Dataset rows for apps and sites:
● ● ● ● ●
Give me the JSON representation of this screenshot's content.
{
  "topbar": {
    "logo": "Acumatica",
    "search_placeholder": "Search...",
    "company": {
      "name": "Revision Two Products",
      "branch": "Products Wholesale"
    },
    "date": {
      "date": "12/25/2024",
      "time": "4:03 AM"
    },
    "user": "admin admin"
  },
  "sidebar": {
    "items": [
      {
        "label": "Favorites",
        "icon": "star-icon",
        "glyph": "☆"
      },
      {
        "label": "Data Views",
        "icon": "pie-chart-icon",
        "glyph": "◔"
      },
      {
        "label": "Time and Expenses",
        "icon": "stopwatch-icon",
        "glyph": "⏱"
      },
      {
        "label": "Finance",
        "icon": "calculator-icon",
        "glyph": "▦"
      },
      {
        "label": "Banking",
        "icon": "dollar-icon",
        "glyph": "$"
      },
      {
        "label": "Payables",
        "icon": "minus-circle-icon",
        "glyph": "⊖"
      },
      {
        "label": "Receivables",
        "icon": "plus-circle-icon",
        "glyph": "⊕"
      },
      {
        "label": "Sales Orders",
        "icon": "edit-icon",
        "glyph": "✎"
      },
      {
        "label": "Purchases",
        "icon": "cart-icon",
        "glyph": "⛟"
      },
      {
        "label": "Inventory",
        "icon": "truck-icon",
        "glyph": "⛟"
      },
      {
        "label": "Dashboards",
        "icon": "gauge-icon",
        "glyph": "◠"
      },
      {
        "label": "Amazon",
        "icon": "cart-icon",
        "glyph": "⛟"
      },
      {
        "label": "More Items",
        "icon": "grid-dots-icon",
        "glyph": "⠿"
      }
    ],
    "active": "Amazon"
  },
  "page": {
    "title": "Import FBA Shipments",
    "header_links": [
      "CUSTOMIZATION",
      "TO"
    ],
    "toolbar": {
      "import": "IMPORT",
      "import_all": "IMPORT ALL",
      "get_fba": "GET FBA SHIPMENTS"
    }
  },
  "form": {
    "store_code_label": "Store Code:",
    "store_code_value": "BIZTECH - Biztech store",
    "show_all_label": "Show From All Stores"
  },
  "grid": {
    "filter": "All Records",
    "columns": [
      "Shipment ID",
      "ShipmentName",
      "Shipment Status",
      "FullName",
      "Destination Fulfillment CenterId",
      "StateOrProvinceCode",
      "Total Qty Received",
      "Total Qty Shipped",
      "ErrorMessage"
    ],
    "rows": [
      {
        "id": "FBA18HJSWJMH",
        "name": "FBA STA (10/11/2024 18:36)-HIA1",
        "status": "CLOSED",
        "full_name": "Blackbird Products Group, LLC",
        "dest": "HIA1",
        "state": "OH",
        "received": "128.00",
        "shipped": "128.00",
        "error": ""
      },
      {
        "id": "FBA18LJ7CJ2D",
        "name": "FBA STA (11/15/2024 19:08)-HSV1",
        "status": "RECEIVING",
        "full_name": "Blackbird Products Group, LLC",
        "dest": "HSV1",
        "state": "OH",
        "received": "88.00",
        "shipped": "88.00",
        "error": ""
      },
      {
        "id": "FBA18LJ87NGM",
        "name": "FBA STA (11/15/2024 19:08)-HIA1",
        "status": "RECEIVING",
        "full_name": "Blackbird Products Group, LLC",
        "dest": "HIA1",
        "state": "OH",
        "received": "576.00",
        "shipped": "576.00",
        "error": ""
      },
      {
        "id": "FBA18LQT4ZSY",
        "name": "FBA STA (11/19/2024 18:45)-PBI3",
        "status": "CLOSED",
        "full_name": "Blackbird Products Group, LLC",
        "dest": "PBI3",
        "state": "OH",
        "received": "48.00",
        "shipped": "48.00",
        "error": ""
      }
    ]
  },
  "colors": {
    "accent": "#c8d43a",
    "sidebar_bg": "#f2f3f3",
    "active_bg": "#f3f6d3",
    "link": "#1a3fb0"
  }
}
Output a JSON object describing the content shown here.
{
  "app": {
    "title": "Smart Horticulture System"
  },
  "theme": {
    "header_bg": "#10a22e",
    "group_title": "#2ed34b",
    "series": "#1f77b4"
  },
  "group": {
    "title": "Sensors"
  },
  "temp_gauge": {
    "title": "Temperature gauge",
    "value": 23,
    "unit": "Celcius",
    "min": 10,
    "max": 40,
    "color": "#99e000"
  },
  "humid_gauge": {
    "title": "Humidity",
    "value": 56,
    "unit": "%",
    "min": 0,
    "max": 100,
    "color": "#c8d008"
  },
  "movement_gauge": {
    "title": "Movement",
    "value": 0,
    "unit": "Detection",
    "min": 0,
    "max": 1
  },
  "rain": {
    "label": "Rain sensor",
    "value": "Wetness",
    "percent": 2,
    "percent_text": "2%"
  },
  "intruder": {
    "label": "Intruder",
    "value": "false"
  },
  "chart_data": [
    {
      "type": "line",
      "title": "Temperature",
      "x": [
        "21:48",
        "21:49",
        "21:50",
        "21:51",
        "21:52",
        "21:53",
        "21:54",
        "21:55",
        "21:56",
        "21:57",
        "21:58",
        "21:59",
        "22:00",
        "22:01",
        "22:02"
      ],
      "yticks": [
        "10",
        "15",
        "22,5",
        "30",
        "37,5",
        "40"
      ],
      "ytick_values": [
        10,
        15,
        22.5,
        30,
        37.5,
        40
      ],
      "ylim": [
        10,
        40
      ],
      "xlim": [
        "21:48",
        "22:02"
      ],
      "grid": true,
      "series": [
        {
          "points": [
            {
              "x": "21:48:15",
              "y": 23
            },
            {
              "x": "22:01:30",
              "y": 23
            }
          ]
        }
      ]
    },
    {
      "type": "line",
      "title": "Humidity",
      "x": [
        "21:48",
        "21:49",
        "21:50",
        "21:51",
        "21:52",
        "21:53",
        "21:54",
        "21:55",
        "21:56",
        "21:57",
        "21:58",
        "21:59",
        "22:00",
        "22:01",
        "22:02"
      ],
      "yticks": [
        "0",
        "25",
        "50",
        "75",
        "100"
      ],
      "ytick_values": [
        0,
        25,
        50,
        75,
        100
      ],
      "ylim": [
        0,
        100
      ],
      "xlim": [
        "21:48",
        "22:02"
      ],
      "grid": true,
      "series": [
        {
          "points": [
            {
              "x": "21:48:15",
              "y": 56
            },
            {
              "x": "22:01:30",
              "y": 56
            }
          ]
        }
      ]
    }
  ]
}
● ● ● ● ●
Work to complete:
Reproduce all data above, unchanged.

Response below:
Give me the JSON representation of this screenshot's content.
{
  "topbar": {
    "logo": "Acumatica",
    "search_placeholder": "Search...",
    "company": {
      "name": "Revision Two Products",
      "branch": "Products Wholesale"
    },
    "date": {
      "date": "12/25/2024",
      "time": "4:03 AM"
    },
    "user": "admin admin"
  },
  "sidebar": {
    "items": [
      {
        "label": "Favorites",
        "icon": "star-icon",
        "glyph": "☆"
      },
      {
        "label": "Data Views",
        "icon": "pie-chart-icon",
        "glyph": "◔"
      },
      {
        "label": "Time and Expenses",
        "icon": "stopwatch-icon",
        "glyph": "⏱"
      },
      {
        "label": "Finance",
        "icon": "calculator-icon",
        "glyph": "▦"
      },
      {
        "label": "Banking",
        "icon": "dollar-icon",
        "glyph": "$"
      },
      {
        "label": "Payables",
        "icon": "minus-circle-icon",
        "glyph": "⊖"
      },
      {
        "label": "Receivables",
        "icon": "plus-circle-icon",
        "glyph": "⊕"
      },
      {
        "label": "Sales Orders",
        "icon": "edit-icon",
        "glyph": "✎"
      },
      {
        "label": "Purchases",
        "icon": "cart-icon",
        "glyph": "⛟"
      },
      {
        "label": "Inventory",
        "icon": "truck-icon",
        "glyph": "⛟"
      },
      {
        "label": "Dashboards",
        "icon": "gauge-icon",
        "glyph": "◠"
      },
      {
        "label": "Amazon",
        "icon": "cart-icon",
        "glyph": "⛟"
      },
      {
        "label": "More Items",
        "icon": "grid-dots-icon",
        "glyph": "⠿"
      }
    ],
    "active": "Amazon"
  },
  "page": {
    "title": "Import FBA Shipments",
    "header_links": [
      "CUSTOMIZATION",
      "TO"
    ],
    "toolbar": {
      "import": "IMPORT",
      "import_all": "IMPORT ALL",
      "get_fba": "GET FBA SHIPMENTS"
    }
  },
  "form": {
    "store_code_label": "Store Code:",
    "store_code_value": "BIZTECH - Biztech store",
    "show_all_label": "Show From All Stores"
  },
  "grid": {
    "filter": "All Records",
    "columns": [
      "Shipment ID",
      "ShipmentName",
      "Shipment Status",
      "FullName",
      "Destination Fulfillment CenterId",
      "StateOrProvinceCode",
      "Total Qty Received",
      "Total Qty Shipped",
      "ErrorMessage"
    ],
    "rows": [
      {
        "id": "FBA18HJSWJMH",
        "name": "FBA STA (10/11/2024 18:36)-HIA1",
        "status": "CLOSED",
        "full_name": "Blackbird Products Group, LLC",
        "dest": "HIA1",
        "state": "OH",
        "received": "128.00",
        "shipped": "128.00",
        "error": ""
      },
      {
        "id": "FBA18LJ7CJ2D",
        "name": "FBA STA (11/15/2024 19:08)-HSV1",
        "status": "RECEIVING",
        "full_name": "Blackbird Products Group, LLC",
        "dest": "HSV1",
        "state": "OH",
        "received": "88.00",
        "shipped": "88.00",
        "error": ""
      },
      {
        "id": "FBA18LJ87NGM",
        "name": "FBA STA (11/15/2024 19:08)-HIA1",
        "status": "RECEIVING",
        "full_name": "Blackbird Products Group, LLC",
        "dest": "HIA1",
        "state": "OH",
        "received": "576.00",
        "shipped": "576.00",
        "error": ""
      },
      {
        "id": "FBA18LQT4ZSY",
        "name": "FBA STA (11/19/2024 18:45)-PBI3",
        "status": "CLOSED",
        "full_name": "Blackbird Products Group, LLC",
        "dest": "PBI3",
        "state": "OH",
        "received": "48.00",
        "shipped": "48.00",
        "error": ""
      }
    ]
  },
  "colors": {
    "accent": "#c8d43a",
    "sidebar_bg": "#f2f3f3",
    "active_bg": "#f3f6d3",
    "link": "#1a3fb0"
  }
}
Output a JSON object describing the content shown here.
{
  "app": {
    "title": "Smart Horticulture System"
  },
  "theme": {
    "header_bg": "#10a22e",
    "group_title": "#2ed34b",
    "series": "#1f77b4"
  },
  "group": {
    "title": "Sensors"
  },
  "temp_gauge": {
    "title": "Temperature gauge",
    "value": 23,
    "unit": "Celcius",
    "min": 10,
    "max": 40,
    "color": "#99e000"
  },
  "humid_gauge": {
    "title": "Humidity",
    "value": 56,
    "unit": "%",
    "min": 0,
    "max": 100,
    "color": "#c8d008"
  },
  "movement_gauge": {
    "title": "Movement",
    "value": 0,
    "unit": "Detection",
    "min": 0,
    "max": 1
  },
  "rain": {
    "label": "Rain sensor",
    "value": "Wetness",
    "percent": 2,
    "percent_text": "2%"
  },
  "intruder": {
    "label": "Intruder",
    "value": "false"
  },
  "chart_data": [
    {
      "type": "line",
      "title": "Temperature",
      "x": [
        "21:48",
        "21:49",
        "21:50",
        "21:51",
        "21:52",
        "21:53",
        "21:54",
        "21:55",
        "21:56",
        "21:57",
        "21:58",
        "21:59",
        "22:00",
        "22:01",
        "22:02"
      ],
      "yticks": [
        "10",
        "15",
        "22,5",
        "30",
        "37,5",
        "40"
      ],
      "ytick_values": [
        10,
        15,
        22.5,
        30,
        37.5,
        40
      ],
      "ylim": [
        10,
        40
      ],
      "xlim": [
        "21:48",
        "22:02"
      ],
      "grid": true,
      "series": [
        {
          "points": [
            {
              "x": "21:48:15",
              "y": 23
            },
            {
              "x": "22:01:30",
              "y": 23
            }
          ]
        }
      ]
    },
    {
      "type": "line",
      "title": "Humidity",
      "x": [
        "21:48",
        "21:49",
        "21:50",
        "21:51",
        "21:52",
        "21:53",
        "21:54",
        "21:55",
        "21:56",
        "21:57",
        "21:58",
        "21:59",
        "22:00",
        "22:01",
        "22:02"
      ],
      "yticks": [
        "0",
        "25",
        "50",
        "75",
        "100"
      ],
      "ytick_values": [
        0,
        25,
        50,
        75,
        100
      ],
      "ylim": [
        0,
        100
      ],
      "xlim": [
        "21:48",
        "22:02"
      ],
      "grid": true,
      "series": [
        {
          "points": [
            {
              "x": "21:48:15",
              "y": 56
            },
            {
              "x": "22:01:30",
              "y": 56
            }
          ]
        }
      ]
    }
  ]
}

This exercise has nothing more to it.